Hispanic and Latino individuals who worked with metals and pesticides had increased risk for CVD, according to a study published in Heart.
Catherine M. Bulka, PhD, who was a predoctoral fellow at University of Illinois at Chicago at the time of the study and is now a postdoctoral research associate at University of North Carolina at Chapel Hill, and colleagues analyzed data from 7,404 participants aged 18 to 74 years from the Hispanic Community Health Study/Study of Latinos.
Questionnaires were conducted to collect information on work environment, exposures, CVD prevalence, sociodemographic data, education, lifestyle characteristics and occupational characteristics.
Of the participants in the study, 6.5% reported exposures to organic solvents, 8.5% to metal exposure and 4.7% to pesticide exposure.
Some form of CVD was reported by 6.1% of participants, including CHD (4.3%), cerebrovascular disease (1%), atrial fibrillation (0.7%) and HF (0.8%).
After adjusting for acculturation, sociodemographics, occupational and lifestyle characteristics, participants who reported exposure to pesticides had increased risk for any CVD (prevalence ratio (PR) = 2.18; 95% CI, 1.34-3.55). This was also seen for CHD (PR = 2.2; 95% CI, 1.31-3.71) and AF (PR = 5.92; 95% CI, 1.89-18.61). There was no significant difference in risk for cerebrovascular disease (PR = 1.38; 95% CI, 0.62-3.03) and HF (PR = 0.91; 95% CI, 0.23-3.54).
Participants exposed to metal had an increased risk for AF (PR = 3.78; 95% CI, 1.24-11.46). This association was not seen for cerebrovascular disease, CHD or HF.
Null associations were seen between participants who reported organic solvent exposure and CVD.

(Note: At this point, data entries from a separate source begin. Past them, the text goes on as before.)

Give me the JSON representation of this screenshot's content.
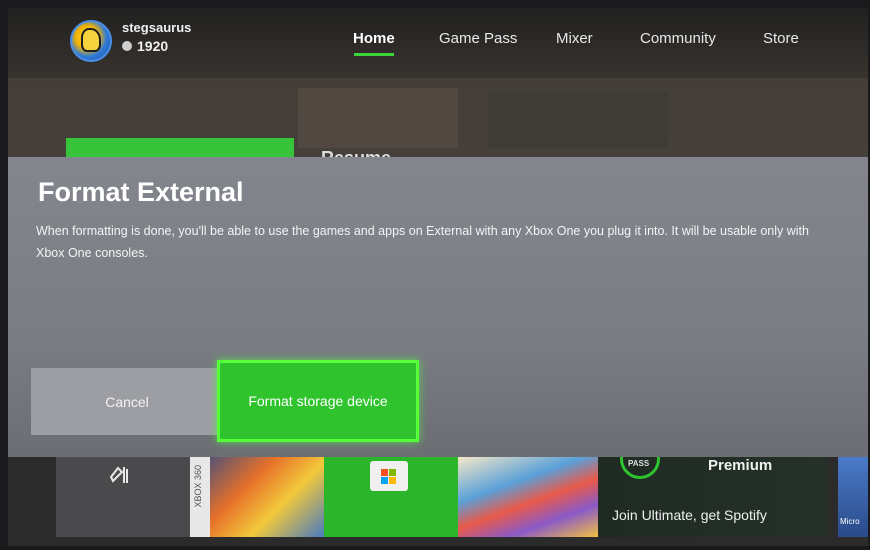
{
  "profile": {
    "gamertag": "stegsaurus",
    "gamerscore": "1920"
  },
  "nav": {
    "tabs": [
      "Home",
      "Game Pass",
      "Mixer",
      "Community",
      "Store"
    ],
    "active": "Home"
  },
  "background": {
    "resume_label": "Resume"
  },
  "dialog": {
    "title": "Format External",
    "body": "When formatting is done, you'll be able to use the games and apps on External with any Xbox One you plug it into. It will be usable only with Xbox One consoles.",
    "cancel_label": "Cancel",
    "confirm_label": "Format storage device"
  },
  "tiles": {
    "xbox360_label": "XBOX 360",
    "gamepass_premium": "Premium",
    "gamepass_badge": "PASS",
    "gamepass_caption": "Join Ultimate, get Spotify",
    "edge_label": "Micro"
  },
  "colors": {
    "accent_green": "#2fc42e",
    "focus_green": "#55ff3a",
    "dialog_gray": "#87898f"
  }
}
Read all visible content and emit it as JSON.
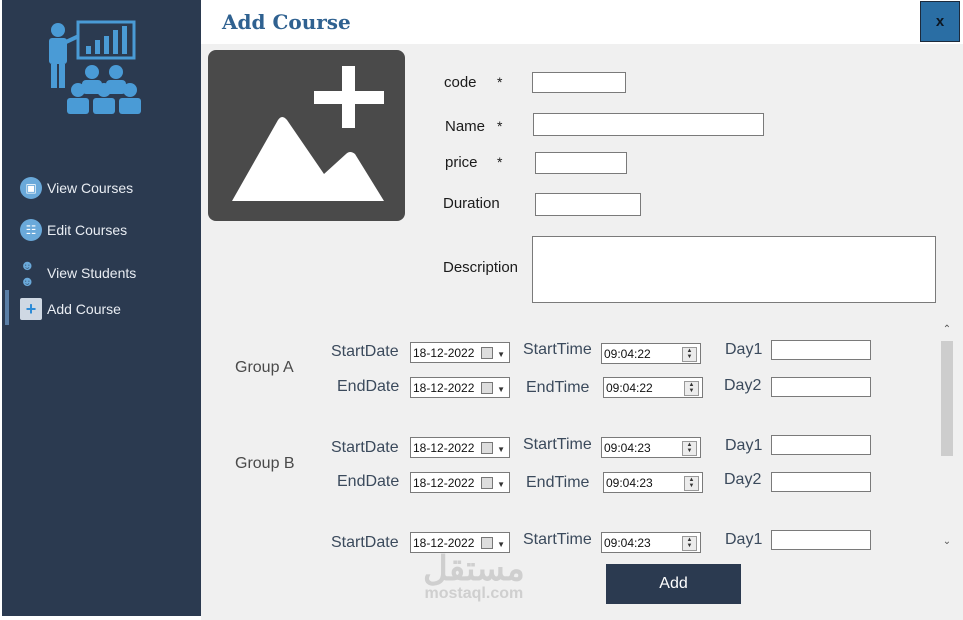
{
  "window": {
    "title": "Add Course",
    "close_label": "x"
  },
  "sidebar": {
    "items": [
      {
        "label": "View Courses",
        "icon": "book-icon"
      },
      {
        "label": "Edit Courses",
        "icon": "open-book-icon"
      },
      {
        "label": "View Students",
        "icon": "users-icon"
      },
      {
        "label": "Add Course",
        "icon": "plus-icon"
      }
    ],
    "active": "Add Course"
  },
  "form": {
    "code_label": "code",
    "name_label": "Name",
    "price_label": "price",
    "duration_label": "Duration",
    "description_label": "Description",
    "required_mark": "*",
    "code_value": "",
    "name_value": "",
    "price_value": "",
    "duration_value": "",
    "description_value": ""
  },
  "schedule": {
    "labels": {
      "start_date": "StartDate",
      "end_date": "EndDate",
      "start_time": "StartTime",
      "end_time": "EndTime",
      "day1": "Day1",
      "day2": "Day2"
    },
    "groups": [
      {
        "name": "Group A",
        "start_date": "18-12-2022",
        "end_date": "18-12-2022",
        "start_time": "09:04:22",
        "end_time": "09:04:22"
      },
      {
        "name": "Group B",
        "start_date": "18-12-2022",
        "end_date": "18-12-2022",
        "start_time": "09:04:23",
        "end_time": "09:04:23"
      },
      {
        "name": "",
        "start_date": "18-12-2022",
        "start_time": "09:04:23"
      }
    ]
  },
  "actions": {
    "add_label": "Add"
  },
  "watermark": {
    "arabic": "مستقل",
    "latin": "mostaql.com"
  },
  "colors": {
    "sidebar": "#2b3a50",
    "accent": "#2f6190",
    "close": "#2a6ea4"
  }
}
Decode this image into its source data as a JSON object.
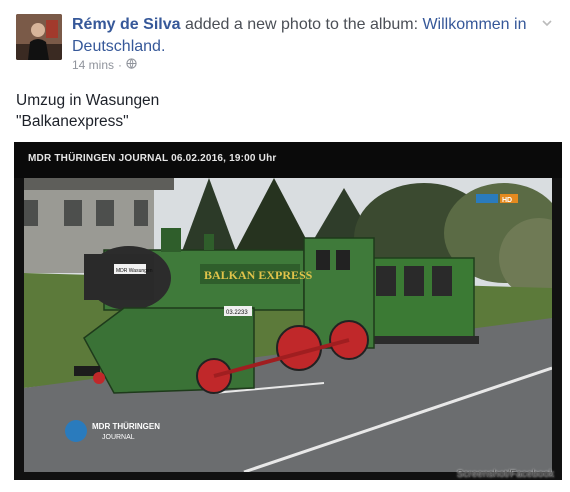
{
  "post": {
    "author": "Rémy de Silva",
    "action": " added a new photo to the album: ",
    "album": "Willkommen in Deutschland.",
    "time": "14 mins",
    "privacy_icon": "globe-icon",
    "menu_icon": "chevron-down-icon"
  },
  "caption": {
    "line1": "Umzug in Wasungen",
    "line2": "\"Balkanexpress\""
  },
  "photo": {
    "tv_banner": "MDR THÜRINGEN JOURNAL 06.02.2016, 19:00 Uhr",
    "locomotive_sign": "BALKAN EXPRESS",
    "small_sign": "MDR Wasungen",
    "number_plate": "03.2233",
    "channel_badge": "HD",
    "logo_line1": "MDR THÜRINGEN",
    "logo_line2": "JOURNAL",
    "credit": "Screenshot/Facebook"
  },
  "colors": {
    "link": "#365899",
    "loco_green": "#3f7a3a",
    "wheel_red": "#c0282a"
  }
}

“Since workplace chemical hazards are known risk factors for other serious illnesses, including cancers, respiratory and neurological conditions, efforts should be undertaken to minimize or eliminate exposures,” Bulka and colleagues wrote. “Such workplace interventions may want to consider first targeting male workers, especially Puerto Rican males given their double burden of occupational exposures and existing CVD.”
“It is necessary to identify which metals and pesticides may be the most influential and if there are synergistic effects,” Karin Broberg, MD, professor at the Institute of Environmental Medicine at Karolinska Institutet in Stockholm, wrote in a related editorial. “The present study evaluated one exposure at a time without adjustments for other occupational risk factors for CVD.” – by Darlene Dobkowski
Disclosures: The authors and Broberg report no relevant financial disclosures.